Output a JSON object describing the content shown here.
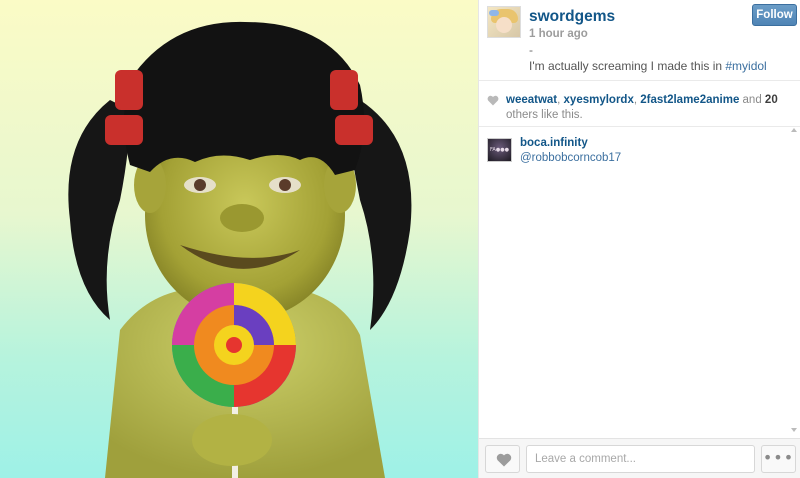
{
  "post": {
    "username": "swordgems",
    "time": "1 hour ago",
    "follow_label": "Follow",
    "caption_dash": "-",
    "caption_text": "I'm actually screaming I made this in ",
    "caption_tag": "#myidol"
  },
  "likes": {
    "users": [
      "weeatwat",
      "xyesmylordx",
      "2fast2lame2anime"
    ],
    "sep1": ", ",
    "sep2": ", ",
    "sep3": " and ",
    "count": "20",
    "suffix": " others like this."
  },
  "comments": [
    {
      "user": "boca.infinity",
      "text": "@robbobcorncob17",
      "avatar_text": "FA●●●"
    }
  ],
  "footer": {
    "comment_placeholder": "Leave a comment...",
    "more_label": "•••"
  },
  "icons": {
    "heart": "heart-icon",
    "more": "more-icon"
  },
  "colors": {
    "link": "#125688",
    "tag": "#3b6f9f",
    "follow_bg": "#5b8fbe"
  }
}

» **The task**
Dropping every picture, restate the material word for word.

» **Task answer**
Output a JSON object describing the content shown here.
{
  "post": {
    "username": "swordgems",
    "time": "1 hour ago",
    "follow_label": "Follow",
    "caption_dash": "-",
    "caption_text": "I'm actually screaming I made this in ",
    "caption_tag": "#myidol"
  },
  "likes": {
    "users": [
      "weeatwat",
      "xyesmylordx",
      "2fast2lame2anime"
    ],
    "sep1": ", ",
    "sep2": ", ",
    "sep3": " and ",
    "count": "20",
    "suffix": " others like this."
  },
  "comments": [
    {
      "user": "boca.infinity",
      "text": "@robbobcorncob17",
      "avatar_text": "FA●●●"
    }
  ],
  "footer": {
    "comment_placeholder": "Leave a comment...",
    "more_label": "•••"
  },
  "icons": {
    "heart": "heart-icon",
    "more": "more-icon"
  },
  "colors": {
    "link": "#125688",
    "tag": "#3b6f9f",
    "follow_bg": "#5b8fbe"
  }
}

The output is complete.